The Substation Love Letters Project was initiated in an effort to merge literature and graphic design, and for The Substation to connect with the community through new forms of literary art. Each year, 12 writers were invited to contribute a poem each, responding to a theme based on aspects of love. The poems were revealed one at a time, as monthly love letters, and were produced as a series of free, limited edition postcards and presented on a specially designed microsite. Curated by the poet, Cyril Wong, throughout all five series of postcards, the project was launched in 2010 and ended its run in July 2015.

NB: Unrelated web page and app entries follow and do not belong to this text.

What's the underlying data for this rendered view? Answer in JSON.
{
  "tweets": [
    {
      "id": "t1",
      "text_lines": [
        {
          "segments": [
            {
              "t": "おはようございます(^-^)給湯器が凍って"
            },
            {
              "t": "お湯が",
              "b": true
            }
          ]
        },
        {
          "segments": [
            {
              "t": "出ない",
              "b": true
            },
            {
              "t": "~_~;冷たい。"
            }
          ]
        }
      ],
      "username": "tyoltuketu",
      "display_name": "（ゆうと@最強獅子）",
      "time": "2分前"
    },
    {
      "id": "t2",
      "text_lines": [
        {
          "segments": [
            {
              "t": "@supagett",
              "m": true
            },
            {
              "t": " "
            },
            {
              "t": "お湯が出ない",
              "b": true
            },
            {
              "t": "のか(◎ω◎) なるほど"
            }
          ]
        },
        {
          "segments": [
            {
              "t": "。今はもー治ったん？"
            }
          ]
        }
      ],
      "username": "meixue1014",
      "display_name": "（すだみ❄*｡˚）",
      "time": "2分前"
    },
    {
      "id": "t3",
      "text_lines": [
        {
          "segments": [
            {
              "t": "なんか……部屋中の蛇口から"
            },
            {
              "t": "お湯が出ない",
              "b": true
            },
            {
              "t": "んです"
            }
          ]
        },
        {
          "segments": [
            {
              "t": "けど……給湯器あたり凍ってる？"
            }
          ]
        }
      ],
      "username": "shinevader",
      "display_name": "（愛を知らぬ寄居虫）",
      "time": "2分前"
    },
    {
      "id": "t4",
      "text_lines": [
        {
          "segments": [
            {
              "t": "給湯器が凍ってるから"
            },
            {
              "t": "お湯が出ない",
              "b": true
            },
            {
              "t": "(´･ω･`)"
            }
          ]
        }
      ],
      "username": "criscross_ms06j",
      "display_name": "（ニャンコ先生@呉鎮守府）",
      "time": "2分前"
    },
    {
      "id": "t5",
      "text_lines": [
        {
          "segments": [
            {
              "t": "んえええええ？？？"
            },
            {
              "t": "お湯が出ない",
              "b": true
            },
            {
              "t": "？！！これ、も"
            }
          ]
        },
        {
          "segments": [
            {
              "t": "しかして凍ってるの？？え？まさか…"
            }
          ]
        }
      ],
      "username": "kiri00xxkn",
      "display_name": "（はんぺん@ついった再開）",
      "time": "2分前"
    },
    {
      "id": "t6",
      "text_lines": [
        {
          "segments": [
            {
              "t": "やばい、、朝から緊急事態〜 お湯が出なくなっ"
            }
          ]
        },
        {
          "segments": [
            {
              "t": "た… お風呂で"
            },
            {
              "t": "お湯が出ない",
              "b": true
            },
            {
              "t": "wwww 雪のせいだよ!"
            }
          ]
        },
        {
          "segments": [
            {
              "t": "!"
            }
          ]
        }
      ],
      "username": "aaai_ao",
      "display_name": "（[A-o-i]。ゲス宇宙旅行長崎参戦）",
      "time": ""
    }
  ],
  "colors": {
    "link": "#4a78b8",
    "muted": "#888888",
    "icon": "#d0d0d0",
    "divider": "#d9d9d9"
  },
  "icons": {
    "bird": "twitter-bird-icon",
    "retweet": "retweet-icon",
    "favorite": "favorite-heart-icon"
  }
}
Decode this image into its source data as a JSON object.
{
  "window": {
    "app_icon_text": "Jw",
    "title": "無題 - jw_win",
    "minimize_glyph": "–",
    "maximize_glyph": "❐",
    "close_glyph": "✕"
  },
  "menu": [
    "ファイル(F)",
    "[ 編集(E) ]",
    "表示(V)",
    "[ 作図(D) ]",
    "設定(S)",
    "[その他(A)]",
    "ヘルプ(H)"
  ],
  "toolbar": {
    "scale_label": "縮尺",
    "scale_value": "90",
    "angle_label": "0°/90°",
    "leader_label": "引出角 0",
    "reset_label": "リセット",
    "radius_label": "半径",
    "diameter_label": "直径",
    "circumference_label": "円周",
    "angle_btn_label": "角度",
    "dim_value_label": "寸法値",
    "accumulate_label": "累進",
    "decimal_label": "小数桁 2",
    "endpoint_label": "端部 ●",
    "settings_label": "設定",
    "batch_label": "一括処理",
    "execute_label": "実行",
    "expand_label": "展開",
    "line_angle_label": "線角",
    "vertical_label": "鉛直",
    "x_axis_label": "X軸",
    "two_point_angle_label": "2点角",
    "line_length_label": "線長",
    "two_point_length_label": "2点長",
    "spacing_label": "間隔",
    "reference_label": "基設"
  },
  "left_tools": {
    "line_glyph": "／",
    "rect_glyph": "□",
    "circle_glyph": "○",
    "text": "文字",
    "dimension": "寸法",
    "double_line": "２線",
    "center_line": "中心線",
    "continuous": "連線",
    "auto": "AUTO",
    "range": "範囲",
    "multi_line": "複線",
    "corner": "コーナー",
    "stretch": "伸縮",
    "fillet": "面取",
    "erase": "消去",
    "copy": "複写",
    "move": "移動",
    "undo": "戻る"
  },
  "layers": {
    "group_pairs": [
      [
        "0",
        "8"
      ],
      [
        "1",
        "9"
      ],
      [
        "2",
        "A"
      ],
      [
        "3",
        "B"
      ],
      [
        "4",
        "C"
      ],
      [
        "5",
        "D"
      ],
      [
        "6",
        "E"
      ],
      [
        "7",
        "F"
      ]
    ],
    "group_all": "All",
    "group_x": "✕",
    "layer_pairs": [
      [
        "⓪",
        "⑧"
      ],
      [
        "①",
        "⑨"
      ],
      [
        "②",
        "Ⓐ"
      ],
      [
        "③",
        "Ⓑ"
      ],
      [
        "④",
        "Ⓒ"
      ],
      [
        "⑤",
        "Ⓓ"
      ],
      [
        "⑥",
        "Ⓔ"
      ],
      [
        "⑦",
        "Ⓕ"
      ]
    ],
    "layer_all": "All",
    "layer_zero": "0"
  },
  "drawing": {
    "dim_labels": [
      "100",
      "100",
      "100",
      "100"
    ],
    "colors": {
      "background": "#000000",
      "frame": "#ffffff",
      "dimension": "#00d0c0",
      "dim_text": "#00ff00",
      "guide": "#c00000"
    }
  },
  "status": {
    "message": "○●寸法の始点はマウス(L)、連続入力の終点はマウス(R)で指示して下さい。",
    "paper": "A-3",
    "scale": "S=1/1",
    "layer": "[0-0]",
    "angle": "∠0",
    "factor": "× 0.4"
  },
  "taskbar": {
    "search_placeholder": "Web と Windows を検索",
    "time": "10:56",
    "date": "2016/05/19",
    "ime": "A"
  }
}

The technique of letterpress is an antiquarian form of printing, once dominant for over 500 years, but is now, an artisanal method of putting word to paper. For this edition of The Substation Love Letters Project, it is apt that this technique is married with the finery of poetry and the romanticised form of the postcard, the love letter.


 With the help of Southeast Asia’s only traditional letterpress printing studio, Typesettingsg, a new poem – the final resolution to the many works that came before – is overprinted on cards from the past series of love letters. Each postcard is handprinted; as imperfect as it is unique, as timeworn as it is of the present times.



Silent keys beside a broken lock

inside a drawer

jutting forth like a past lover’s

jaw, filling with the unsaid

or echoes of something more;

the biggest room smells of sweat

if you press your cheek to the floor, that hypnotic scent

of bodies parting slowly after a dance;

if this building is empty, it isn’t

for long, as the wind slips in

with a surgeon’s precision

through another window hanging

open by its rusted hinges like a half-

closed wound; not empty,

but a plenitude, a relief, however

temporary, those beams

shivering discreetly across the ceiling

before the long day withdraws its fingers

of daylight from walls, stairs, worn

cheeks of cupboards and the floor

that might never relinquish its fragrances,

its ghosts and secrets still tanging the evening air.


– Cyril Wong